## DATASET RECORDS

┄┄┄┄┄┄┄┄┄┄

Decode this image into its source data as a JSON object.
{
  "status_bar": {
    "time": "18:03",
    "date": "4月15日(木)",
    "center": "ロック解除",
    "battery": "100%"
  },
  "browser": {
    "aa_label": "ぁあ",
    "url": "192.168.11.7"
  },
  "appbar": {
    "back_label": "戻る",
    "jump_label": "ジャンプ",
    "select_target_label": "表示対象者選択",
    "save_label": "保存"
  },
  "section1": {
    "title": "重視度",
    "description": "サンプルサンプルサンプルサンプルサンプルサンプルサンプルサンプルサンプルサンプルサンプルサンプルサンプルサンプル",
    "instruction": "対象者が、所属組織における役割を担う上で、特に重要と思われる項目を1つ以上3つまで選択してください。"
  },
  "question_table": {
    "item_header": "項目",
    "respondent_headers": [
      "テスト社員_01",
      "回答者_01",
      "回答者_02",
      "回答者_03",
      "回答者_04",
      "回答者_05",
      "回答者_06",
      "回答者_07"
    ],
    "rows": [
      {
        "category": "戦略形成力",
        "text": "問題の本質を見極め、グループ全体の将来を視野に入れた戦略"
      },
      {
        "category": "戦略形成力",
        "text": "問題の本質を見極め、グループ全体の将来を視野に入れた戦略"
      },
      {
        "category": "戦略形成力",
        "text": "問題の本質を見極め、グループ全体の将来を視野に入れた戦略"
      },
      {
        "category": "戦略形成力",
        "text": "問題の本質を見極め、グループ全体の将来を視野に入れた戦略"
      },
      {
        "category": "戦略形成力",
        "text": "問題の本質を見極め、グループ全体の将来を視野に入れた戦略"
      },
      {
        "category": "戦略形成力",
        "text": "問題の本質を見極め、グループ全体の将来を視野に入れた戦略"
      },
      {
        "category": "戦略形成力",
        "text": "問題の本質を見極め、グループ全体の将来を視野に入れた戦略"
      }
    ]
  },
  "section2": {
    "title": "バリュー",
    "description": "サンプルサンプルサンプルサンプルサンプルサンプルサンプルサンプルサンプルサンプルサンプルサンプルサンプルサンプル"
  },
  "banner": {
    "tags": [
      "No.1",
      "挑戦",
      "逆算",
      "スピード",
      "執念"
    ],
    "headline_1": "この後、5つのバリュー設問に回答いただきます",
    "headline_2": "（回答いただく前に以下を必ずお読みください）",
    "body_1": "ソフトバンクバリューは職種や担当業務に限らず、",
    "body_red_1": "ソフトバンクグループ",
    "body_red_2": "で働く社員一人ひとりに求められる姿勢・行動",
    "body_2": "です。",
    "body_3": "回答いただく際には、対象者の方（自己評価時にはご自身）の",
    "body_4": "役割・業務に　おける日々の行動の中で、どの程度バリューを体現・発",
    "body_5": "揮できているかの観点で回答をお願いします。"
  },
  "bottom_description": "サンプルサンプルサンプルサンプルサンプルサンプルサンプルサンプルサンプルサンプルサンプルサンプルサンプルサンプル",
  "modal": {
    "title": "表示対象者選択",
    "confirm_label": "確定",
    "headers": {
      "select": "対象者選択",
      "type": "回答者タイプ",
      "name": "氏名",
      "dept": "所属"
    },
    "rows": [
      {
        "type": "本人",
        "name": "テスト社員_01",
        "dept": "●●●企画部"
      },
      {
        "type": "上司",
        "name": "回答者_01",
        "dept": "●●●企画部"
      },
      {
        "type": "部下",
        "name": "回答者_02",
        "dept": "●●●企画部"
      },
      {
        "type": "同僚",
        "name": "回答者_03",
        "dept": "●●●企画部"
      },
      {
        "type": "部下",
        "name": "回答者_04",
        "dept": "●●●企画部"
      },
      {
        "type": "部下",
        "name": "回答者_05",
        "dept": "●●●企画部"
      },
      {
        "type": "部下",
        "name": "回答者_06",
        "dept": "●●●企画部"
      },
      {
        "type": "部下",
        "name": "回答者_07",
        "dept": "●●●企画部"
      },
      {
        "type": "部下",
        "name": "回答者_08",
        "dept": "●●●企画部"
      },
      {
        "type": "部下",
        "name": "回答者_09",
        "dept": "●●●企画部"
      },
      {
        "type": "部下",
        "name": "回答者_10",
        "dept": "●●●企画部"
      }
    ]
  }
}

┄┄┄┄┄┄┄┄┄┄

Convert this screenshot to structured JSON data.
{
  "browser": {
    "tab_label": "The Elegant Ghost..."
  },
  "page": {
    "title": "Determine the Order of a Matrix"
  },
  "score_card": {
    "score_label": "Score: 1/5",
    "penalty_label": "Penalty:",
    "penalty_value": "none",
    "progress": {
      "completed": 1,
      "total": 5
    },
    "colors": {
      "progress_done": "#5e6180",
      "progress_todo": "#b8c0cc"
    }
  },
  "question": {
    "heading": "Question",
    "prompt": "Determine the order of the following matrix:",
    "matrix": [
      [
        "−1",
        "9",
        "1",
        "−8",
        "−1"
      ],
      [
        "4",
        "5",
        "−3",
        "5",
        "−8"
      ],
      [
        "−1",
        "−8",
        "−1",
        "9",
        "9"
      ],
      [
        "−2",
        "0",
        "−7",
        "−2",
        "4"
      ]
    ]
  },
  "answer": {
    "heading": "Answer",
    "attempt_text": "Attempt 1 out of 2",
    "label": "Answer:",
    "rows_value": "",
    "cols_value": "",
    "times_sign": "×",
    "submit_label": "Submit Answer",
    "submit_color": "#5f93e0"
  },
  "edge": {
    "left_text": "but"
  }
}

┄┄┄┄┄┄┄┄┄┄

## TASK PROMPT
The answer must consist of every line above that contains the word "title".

## SOLUTION BELOW
    "title": "重視度",
    "title": "バリュー",
    "title": "表示対象者選択",
    "title": "Determine the Order of a Matrix"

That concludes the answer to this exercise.